● **PROBLEM DETAILS**
The output should be all entries, each matching the original exactly.

● **GIVEN RECORDS**
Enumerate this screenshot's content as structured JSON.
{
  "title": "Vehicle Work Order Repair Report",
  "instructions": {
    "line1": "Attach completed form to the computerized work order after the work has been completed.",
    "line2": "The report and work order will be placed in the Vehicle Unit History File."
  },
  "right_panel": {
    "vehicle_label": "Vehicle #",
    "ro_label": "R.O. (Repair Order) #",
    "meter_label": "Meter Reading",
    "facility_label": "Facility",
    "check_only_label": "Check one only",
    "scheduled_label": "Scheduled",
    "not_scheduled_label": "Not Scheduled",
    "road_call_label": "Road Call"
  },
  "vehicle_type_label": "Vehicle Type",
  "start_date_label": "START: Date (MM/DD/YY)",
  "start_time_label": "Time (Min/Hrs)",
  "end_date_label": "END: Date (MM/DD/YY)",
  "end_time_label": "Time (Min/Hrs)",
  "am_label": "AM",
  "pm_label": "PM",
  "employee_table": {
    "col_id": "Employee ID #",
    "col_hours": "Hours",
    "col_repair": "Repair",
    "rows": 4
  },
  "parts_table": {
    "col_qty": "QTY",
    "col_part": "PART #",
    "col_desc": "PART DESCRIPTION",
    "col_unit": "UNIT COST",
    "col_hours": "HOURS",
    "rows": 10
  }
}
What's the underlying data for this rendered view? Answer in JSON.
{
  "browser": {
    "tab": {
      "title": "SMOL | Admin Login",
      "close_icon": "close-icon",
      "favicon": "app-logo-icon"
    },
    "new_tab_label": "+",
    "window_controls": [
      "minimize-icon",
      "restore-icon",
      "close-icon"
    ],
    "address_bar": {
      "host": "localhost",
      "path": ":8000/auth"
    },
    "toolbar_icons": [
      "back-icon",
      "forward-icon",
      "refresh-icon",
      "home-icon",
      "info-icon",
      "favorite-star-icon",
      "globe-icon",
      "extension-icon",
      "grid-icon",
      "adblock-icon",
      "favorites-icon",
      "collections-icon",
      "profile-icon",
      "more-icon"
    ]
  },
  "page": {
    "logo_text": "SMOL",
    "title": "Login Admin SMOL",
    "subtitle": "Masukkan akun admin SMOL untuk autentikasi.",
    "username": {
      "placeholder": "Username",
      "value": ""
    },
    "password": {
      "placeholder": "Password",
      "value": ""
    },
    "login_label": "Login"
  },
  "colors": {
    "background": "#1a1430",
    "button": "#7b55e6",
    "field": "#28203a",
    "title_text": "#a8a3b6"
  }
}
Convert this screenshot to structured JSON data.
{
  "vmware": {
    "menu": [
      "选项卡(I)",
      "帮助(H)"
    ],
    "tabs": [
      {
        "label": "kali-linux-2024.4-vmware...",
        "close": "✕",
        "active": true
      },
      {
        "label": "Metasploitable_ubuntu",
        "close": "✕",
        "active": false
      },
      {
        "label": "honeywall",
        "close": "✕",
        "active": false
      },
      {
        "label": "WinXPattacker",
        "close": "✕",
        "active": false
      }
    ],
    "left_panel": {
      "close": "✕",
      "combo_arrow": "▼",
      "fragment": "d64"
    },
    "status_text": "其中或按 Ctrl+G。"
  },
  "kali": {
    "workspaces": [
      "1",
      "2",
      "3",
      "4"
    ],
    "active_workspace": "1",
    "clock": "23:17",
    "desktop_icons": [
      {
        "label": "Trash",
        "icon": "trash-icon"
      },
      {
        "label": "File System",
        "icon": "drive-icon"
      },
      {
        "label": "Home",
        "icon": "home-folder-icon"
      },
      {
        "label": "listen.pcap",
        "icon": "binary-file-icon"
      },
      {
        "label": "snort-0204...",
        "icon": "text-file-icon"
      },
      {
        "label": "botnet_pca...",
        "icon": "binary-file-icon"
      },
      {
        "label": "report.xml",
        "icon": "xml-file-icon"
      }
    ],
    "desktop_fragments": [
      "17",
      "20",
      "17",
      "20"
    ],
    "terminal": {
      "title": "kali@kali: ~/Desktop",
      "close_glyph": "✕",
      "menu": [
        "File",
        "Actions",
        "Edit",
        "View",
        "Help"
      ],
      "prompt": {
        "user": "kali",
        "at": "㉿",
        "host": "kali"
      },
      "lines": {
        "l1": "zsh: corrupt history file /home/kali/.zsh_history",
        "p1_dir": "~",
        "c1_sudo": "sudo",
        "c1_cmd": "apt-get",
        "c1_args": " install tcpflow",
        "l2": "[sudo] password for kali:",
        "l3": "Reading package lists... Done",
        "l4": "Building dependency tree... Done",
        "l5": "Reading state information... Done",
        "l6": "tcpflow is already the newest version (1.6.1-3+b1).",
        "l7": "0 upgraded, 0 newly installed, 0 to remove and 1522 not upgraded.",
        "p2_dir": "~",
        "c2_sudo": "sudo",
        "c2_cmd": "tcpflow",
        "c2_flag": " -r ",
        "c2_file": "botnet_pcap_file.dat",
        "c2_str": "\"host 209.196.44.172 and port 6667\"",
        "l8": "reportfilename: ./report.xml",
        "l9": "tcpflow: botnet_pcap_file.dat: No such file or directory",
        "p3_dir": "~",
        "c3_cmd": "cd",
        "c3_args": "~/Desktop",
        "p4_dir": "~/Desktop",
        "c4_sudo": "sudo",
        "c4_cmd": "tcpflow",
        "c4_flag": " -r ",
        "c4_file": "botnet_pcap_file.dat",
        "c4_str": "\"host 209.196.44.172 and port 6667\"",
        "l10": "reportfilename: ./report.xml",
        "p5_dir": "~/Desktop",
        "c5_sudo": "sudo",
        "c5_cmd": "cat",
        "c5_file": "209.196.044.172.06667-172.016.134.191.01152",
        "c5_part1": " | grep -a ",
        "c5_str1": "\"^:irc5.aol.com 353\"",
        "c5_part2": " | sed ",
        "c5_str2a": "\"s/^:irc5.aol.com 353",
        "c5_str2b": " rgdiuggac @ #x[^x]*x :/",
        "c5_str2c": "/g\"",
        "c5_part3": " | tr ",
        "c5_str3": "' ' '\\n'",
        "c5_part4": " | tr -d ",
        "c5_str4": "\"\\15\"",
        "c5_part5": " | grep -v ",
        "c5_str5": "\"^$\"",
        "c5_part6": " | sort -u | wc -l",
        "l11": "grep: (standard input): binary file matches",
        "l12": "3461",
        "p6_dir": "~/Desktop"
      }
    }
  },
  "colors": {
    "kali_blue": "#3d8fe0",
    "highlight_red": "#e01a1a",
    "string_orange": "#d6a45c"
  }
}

● **OUTPUT FOR THIS TASK**
Enumerate this screenshot's content as structured JSON.
{
  "title": "Vehicle Work Order Repair Report",
  "instructions": {
    "line1": "Attach completed form to the computerized work order after the work has been completed.",
    "line2": "The report and work order will be placed in the Vehicle Unit History File."
  },
  "right_panel": {
    "vehicle_label": "Vehicle #",
    "ro_label": "R.O. (Repair Order) #",
    "meter_label": "Meter Reading",
    "facility_label": "Facility",
    "check_only_label": "Check one only",
    "scheduled_label": "Scheduled",
    "not_scheduled_label": "Not Scheduled",
    "road_call_label": "Road Call"
  },
  "vehicle_type_label": "Vehicle Type",
  "start_date_label": "START: Date (MM/DD/YY)",
  "start_time_label": "Time (Min/Hrs)",
  "end_date_label": "END: Date (MM/DD/YY)",
  "end_time_label": "Time (Min/Hrs)",
  "am_label": "AM",
  "pm_label": "PM",
  "employee_table": {
    "col_id": "Employee ID #",
    "col_hours": "Hours",
    "col_repair": "Repair",
    "rows": 4
  },
  "parts_table": {
    "col_qty": "QTY",
    "col_part": "PART #",
    "col_desc": "PART DESCRIPTION",
    "col_unit": "UNIT COST",
    "col_hours": "HOURS",
    "rows": 10
  }
}
What's the underlying data for this rendered view? Answer in JSON.
{
  "browser": {
    "tab": {
      "title": "SMOL | Admin Login",
      "close_icon": "close-icon",
      "favicon": "app-logo-icon"
    },
    "new_tab_label": "+",
    "window_controls": [
      "minimize-icon",
      "restore-icon",
      "close-icon"
    ],
    "address_bar": {
      "host": "localhost",
      "path": ":8000/auth"
    },
    "toolbar_icons": [
      "back-icon",
      "forward-icon",
      "refresh-icon",
      "home-icon",
      "info-icon",
      "favorite-star-icon",
      "globe-icon",
      "extension-icon",
      "grid-icon",
      "adblock-icon",
      "favorites-icon",
      "collections-icon",
      "profile-icon",
      "more-icon"
    ]
  },
  "page": {
    "logo_text": "SMOL",
    "title": "Login Admin SMOL",
    "subtitle": "Masukkan akun admin SMOL untuk autentikasi.",
    "username": {
      "placeholder": "Username",
      "value": ""
    },
    "password": {
      "placeholder": "Password",
      "value": ""
    },
    "login_label": "Login"
  },
  "colors": {
    "background": "#1a1430",
    "button": "#7b55e6",
    "field": "#28203a",
    "title_text": "#a8a3b6"
  }
}
Convert this screenshot to structured JSON data.
{
  "vmware": {
    "menu": [
      "选项卡(I)",
      "帮助(H)"
    ],
    "tabs": [
      {
        "label": "kali-linux-2024.4-vmware...",
        "close": "✕",
        "active": true
      },
      {
        "label": "Metasploitable_ubuntu",
        "close": "✕",
        "active": false
      },
      {
        "label": "honeywall",
        "close": "✕",
        "active": false
      },
      {
        "label": "WinXPattacker",
        "close": "✕",
        "active": false
      }
    ],
    "left_panel": {
      "close": "✕",
      "combo_arrow": "▼",
      "fragment": "d64"
    },
    "status_text": "其中或按 Ctrl+G。"
  },
  "kali": {
    "workspaces": [
      "1",
      "2",
      "3",
      "4"
    ],
    "active_workspace": "1",
    "clock": "23:17",
    "desktop_icons": [
      {
        "label": "Trash",
        "icon": "trash-icon"
      },
      {
        "label": "File System",
        "icon": "drive-icon"
      },
      {
        "label": "Home",
        "icon": "home-folder-icon"
      },
      {
        "label": "listen.pcap",
        "icon": "binary-file-icon"
      },
      {
        "label": "snort-0204...",
        "icon": "text-file-icon"
      },
      {
        "label": "botnet_pca...",
        "icon": "binary-file-icon"
      },
      {
        "label": "report.xml",
        "icon": "xml-file-icon"
      }
    ],
    "desktop_fragments": [
      "17",
      "20",
      "17",
      "20"
    ],
    "terminal": {
      "title": "kali@kali: ~/Desktop",
      "close_glyph": "✕",
      "menu": [
        "File",
        "Actions",
        "Edit",
        "View",
        "Help"
      ],
      "prompt": {
        "user": "kali",
        "at": "㉿",
        "host": "kali"
      },
      "lines": {
        "l1": "zsh: corrupt history file /home/kali/.zsh_history",
        "p1_dir": "~",
        "c1_sudo": "sudo",
        "c1_cmd": "apt-get",
        "c1_args": " install tcpflow",
        "l2": "[sudo] password for kali:",
        "l3": "Reading package lists... Done",
        "l4": "Building dependency tree... Done",
        "l5": "Reading state information... Done",
        "l6": "tcpflow is already the newest version (1.6.1-3+b1).",
        "l7": "0 upgraded, 0 newly installed, 0 to remove and 1522 not upgraded.",
        "p2_dir": "~",
        "c2_sudo": "sudo",
        "c2_cmd": "tcpflow",
        "c2_flag": " -r ",
        "c2_file": "botnet_pcap_file.dat",
        "c2_str": "\"host 209.196.44.172 and port 6667\"",
        "l8": "reportfilename: ./report.xml",
        "l9": "tcpflow: botnet_pcap_file.dat: No such file or directory",
        "p3_dir": "~",
        "c3_cmd": "cd",
        "c3_args": "~/Desktop",
        "p4_dir": "~/Desktop",
        "c4_sudo": "sudo",
        "c4_cmd": "tcpflow",
        "c4_flag": " -r ",
        "c4_file": "botnet_pcap_file.dat",
        "c4_str": "\"host 209.196.44.172 and port 6667\"",
        "l10": "reportfilename: ./report.xml",
        "p5_dir": "~/Desktop",
        "c5_sudo": "sudo",
        "c5_cmd": "cat",
        "c5_file": "209.196.044.172.06667-172.016.134.191.01152",
        "c5_part1": " | grep -a ",
        "c5_str1": "\"^:irc5.aol.com 353\"",
        "c5_part2": " | sed ",
        "c5_str2a": "\"s/^:irc5.aol.com 353",
        "c5_str2b": " rgdiuggac @ #x[^x]*x :/",
        "c5_str2c": "/g\"",
        "c5_part3": " | tr ",
        "c5_str3": "' ' '\\n'",
        "c5_part4": " | tr -d ",
        "c5_str4": "\"\\15\"",
        "c5_part5": " | grep -v ",
        "c5_str5": "\"^$\"",
        "c5_part6": " | sort -u | wc -l",
        "l11": "grep: (standard input): binary file matches",
        "l12": "3461",
        "p6_dir": "~/Desktop"
      }
    }
  },
  "colors": {
    "kali_blue": "#3d8fe0",
    "highlight_red": "#e01a1a",
    "string_orange": "#d6a45c"
  }
}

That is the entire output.